• Work request: Note how many lines in the entries contain the string "this", then give that number and nothing else.

────────────────

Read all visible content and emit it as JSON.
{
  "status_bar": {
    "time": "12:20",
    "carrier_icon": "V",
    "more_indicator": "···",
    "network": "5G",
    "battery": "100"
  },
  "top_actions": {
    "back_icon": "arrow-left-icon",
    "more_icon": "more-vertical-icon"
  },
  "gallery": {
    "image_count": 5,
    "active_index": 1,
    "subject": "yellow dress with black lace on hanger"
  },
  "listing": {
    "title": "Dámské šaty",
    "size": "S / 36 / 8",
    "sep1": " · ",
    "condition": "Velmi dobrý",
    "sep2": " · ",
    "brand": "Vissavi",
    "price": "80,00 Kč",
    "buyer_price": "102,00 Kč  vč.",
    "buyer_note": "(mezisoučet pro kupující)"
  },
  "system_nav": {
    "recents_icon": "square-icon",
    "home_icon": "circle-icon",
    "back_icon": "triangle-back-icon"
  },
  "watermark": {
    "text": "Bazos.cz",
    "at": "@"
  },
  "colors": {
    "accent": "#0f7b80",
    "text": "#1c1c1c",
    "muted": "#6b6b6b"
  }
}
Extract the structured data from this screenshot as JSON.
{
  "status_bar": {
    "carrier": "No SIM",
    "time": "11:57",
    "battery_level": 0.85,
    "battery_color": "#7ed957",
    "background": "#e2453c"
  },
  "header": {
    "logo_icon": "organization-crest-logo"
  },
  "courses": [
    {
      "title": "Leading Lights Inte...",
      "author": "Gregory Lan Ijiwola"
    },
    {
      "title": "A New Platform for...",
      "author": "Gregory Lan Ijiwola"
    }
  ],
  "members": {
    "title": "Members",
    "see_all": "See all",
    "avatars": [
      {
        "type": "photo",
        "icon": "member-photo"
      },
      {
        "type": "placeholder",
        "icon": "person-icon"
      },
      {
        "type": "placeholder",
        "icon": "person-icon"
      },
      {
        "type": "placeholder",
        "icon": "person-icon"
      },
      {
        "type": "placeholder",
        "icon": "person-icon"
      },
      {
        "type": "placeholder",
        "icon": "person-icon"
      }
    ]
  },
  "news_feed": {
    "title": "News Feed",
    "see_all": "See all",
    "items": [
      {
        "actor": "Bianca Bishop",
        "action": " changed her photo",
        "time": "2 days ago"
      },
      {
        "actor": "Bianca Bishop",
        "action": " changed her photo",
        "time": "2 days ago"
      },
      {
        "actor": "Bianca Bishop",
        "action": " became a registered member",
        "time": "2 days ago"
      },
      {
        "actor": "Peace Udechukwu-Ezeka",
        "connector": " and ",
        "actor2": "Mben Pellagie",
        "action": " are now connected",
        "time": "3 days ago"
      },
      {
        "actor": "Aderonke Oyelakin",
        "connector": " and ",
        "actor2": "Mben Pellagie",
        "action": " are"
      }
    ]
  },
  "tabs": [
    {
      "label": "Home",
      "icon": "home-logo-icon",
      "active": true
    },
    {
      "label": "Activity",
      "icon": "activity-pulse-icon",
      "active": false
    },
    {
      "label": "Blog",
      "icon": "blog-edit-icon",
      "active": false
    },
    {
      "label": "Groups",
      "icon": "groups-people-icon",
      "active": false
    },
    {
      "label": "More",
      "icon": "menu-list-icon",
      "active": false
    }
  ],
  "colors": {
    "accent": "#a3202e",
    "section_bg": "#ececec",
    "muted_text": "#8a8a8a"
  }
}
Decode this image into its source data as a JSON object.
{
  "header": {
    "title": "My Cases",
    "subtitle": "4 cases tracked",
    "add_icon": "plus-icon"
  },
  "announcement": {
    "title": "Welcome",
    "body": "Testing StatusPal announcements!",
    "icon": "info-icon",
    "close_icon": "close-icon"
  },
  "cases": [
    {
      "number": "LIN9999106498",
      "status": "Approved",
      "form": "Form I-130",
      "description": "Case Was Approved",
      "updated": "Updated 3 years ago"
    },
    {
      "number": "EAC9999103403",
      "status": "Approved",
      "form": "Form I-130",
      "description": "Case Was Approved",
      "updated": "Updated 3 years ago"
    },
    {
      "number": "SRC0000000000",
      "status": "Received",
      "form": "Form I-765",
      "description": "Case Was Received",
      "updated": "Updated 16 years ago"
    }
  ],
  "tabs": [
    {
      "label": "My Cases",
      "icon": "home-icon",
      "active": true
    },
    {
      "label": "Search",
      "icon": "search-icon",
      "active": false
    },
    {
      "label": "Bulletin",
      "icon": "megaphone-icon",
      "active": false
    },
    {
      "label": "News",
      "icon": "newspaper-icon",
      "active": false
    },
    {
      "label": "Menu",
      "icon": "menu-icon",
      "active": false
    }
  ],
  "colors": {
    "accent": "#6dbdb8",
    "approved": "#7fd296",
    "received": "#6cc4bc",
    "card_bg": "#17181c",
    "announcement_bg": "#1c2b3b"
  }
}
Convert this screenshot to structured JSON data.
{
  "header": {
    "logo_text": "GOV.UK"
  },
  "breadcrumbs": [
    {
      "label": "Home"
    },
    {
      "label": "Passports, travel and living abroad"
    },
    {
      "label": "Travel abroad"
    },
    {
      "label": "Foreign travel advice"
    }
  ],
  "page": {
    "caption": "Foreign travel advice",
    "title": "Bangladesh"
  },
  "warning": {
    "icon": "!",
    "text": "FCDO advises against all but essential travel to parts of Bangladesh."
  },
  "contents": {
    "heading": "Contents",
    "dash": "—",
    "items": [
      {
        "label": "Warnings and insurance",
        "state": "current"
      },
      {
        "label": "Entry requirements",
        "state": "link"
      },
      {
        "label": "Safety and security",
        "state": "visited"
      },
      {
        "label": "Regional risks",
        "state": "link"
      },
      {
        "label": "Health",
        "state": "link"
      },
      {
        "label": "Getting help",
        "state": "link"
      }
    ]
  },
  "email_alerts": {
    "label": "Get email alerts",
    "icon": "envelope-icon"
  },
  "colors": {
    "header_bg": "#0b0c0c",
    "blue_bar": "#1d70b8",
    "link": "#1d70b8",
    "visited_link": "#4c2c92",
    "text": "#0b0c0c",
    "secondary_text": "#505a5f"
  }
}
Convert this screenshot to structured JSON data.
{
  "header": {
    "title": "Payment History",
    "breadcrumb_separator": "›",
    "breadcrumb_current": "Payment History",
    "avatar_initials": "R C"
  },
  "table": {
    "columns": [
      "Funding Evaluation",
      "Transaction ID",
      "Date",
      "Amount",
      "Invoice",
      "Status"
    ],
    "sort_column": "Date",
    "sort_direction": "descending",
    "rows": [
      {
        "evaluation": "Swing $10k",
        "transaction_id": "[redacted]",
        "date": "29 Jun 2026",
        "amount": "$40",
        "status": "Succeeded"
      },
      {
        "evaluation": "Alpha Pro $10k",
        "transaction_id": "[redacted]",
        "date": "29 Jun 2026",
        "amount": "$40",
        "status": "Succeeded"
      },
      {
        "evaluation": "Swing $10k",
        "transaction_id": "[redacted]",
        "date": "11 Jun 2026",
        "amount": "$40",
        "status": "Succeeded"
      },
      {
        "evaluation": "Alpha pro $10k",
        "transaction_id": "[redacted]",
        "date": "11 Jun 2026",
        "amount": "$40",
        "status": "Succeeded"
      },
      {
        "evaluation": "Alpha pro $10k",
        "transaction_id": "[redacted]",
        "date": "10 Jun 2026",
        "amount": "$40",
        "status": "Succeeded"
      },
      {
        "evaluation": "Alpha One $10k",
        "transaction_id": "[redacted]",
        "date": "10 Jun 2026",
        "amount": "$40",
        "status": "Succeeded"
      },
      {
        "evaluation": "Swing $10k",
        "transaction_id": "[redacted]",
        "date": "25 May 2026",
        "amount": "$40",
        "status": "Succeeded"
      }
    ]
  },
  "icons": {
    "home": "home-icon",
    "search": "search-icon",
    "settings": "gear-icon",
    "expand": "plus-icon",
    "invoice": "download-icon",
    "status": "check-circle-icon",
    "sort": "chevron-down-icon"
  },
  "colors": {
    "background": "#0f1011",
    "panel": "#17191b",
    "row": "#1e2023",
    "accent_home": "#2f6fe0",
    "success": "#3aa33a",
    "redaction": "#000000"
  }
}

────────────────

• Answer box: 4